Defense Secretary James Mattis is on a mission to reduce waste in the Defense Department, but the Trump administration’s policies are creating a Catch-22 for Mattis’ work within the Pentagon.
In his first memo as defense secretary, Mattis stated DoD must improve how it does business.
“We owe it to every U.S. citizen to build a military that is as effective and efficient as possible,” the Jan. 31 memo stated.
The Trump administration also said it would strive to cut out waste, fraud and abuse in government; a move reflected in Trump’s choice of fiscal hawk Mick Mulvaney as director of the Office of Personnel and Management.
But, Trump’s push to slim the government may contradict a years-long effort to make DoD more efficient.
The federal hiring freeze, which was meant to trim wasteful positions in government, is having an impact on DoD’s ability to audit incurred costs in contracts.
Incurred cost audits look into claims from companies working for DoD. Some costs are reimbursable under a company’s contract with DoD. The Defense Contract Audit Agency looks into those contracts to make sure they are up to snuff.

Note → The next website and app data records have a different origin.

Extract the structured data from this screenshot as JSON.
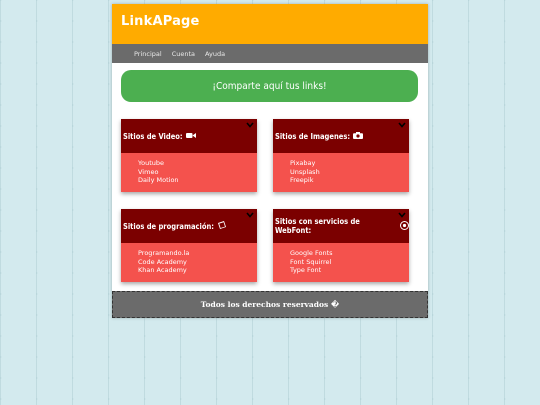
{
  "header": {
    "logo": "LinkAPage",
    "brand_color": "#ffab00"
  },
  "nav": {
    "items": [
      "Principal",
      "Cuenta",
      "Ayuda"
    ]
  },
  "banner": {
    "text": "¡Comparte aquí tus links!",
    "color": "#4caf50"
  },
  "cards": [
    {
      "title": "Sitios de Video:",
      "icon": "video-camera-icon",
      "links": [
        "Youtube",
        "Vimeo",
        "Daily Motion"
      ]
    },
    {
      "title": "Sitios de Imagenes:",
      "icon": "camera-icon",
      "links": [
        "Pixabay",
        "Unsplash",
        "Freepik"
      ]
    },
    {
      "title": "Sitios de programación:",
      "icon": "book-icon",
      "links": [
        "Programando.la",
        "Code Academy",
        "Khan Academy"
      ]
    },
    {
      "title": "Sitios con servicios de WebFont:",
      "icon": "font-icon",
      "links": [
        "Google Fonts",
        "Font Squirrel",
        "Type Font"
      ]
    }
  ],
  "colors": {
    "card_header": "#7b0000",
    "card_body": "#f4524d",
    "nav": "#6b6b6b"
  },
  "footer": {
    "text": "Todos los derechos reservados �"
  }
}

“It is absolutely an issue for us because we came into  lower on our end strength than we needed to complete the work we had planned for this year and we were under a hiring freeze in  as a result of the 2016 defense authorization act,” Anita Bales, director of the DCAA told the House Armed Services Oversight and Investigations Subcommittee April 6.
The 2016 NDAA prohibited DCAA from providing audit support to non-defense agencies. Bales said that lowered reimbursable dollars for DCAA, which funded about 10 percent of its workforce.
The point of the NDAA provision was to get DCAA to focus purely on DoD audits, but the law mixed with the hiring freeze had the opposite effect.
“We had to go into a hiring freeze to accommodate that reduction of funding in  so we entered  very low so we wanted to hire back that loss from  as well as our normal attrition” Bales said.
DCAA was planning on hiring 100 people a month and began doing that in the first quarter of fiscal 2017.
But the hiring freeze has kept DCAA from hiring since January.
“We are really getting behind the power curve on our ability to execute the work we need to this year and the later we hire in the year, at this point there is probably no way we can hire enough to complete the number of work years that we need to this year,” Bales said.
She added that about 5,000 employees would allow DCAA to do its portfolio of audits, about 10 percent more than the workforce now.
DCAA is dealing with an incurred cost audit backlog that is currently more than 4,000 contracts deep. The agency as expected to shore that gap by the end of 2018, but Bales said the employment problem is making DCAA reevaluate that date.